"Certainly Chris was excited to get the word, as were we as a coaching staff because you knew it was the right thing, and you wanted to see the right thing done, and it was."
Overton, a senior from Springfield, Illinois, leads the nation with 14.5 sacks this season, despite missing most of last week after being ejected for punching in the second quarter. The ejection is an automatic one-game suspension. Overton said he was punching at the ball trying to force a fumble, which the video corroborated.
"There was a standing, more or less a scrum. The ball carrier was trying to fight for more yards and he was kind of punching, uppercutting at the football," Magistrelli said. "The nice thing was the sideline view is basically right behind where the official threw the flag so you're kind of getting the view of what the official saw.
"In live action, it's difficult to see exactly what happened. You're just seeing him punching to try and get the ball out."
The NAIA does not have instant replay, so there was no chance for the play to be reviewed at the time to reverse the ejection.
"It certainly puts officials in a tough spot because they're trying to make a call at live action and live speed," Magistrelli said. "It's certainly difficult, you lose the advantage of being able to, at the time, look at a replay like you can in Division I and in the NFL. For an official to make a call, you have to be 100 percent sure that the call you're making is in fact what happened.

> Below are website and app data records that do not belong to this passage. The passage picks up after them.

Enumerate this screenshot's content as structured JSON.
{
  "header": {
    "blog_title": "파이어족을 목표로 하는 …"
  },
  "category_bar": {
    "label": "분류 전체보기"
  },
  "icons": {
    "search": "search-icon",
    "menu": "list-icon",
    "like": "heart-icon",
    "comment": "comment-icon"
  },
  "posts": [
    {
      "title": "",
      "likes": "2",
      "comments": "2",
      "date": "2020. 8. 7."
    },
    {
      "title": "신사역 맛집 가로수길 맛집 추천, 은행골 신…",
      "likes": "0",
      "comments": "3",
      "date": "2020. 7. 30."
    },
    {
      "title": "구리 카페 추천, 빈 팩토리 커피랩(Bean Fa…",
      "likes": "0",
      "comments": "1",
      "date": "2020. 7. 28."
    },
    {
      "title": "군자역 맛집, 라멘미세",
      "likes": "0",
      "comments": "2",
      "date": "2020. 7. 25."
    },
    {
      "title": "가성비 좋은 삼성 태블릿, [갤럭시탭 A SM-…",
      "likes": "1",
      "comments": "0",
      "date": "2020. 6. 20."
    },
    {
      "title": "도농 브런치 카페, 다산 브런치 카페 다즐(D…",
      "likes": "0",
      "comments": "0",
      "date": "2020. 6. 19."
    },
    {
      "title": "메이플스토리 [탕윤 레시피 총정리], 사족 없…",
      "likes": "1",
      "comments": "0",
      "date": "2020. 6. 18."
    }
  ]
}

"I'm just relieved, as Chris is, that it was on video, that you can officially see what happened."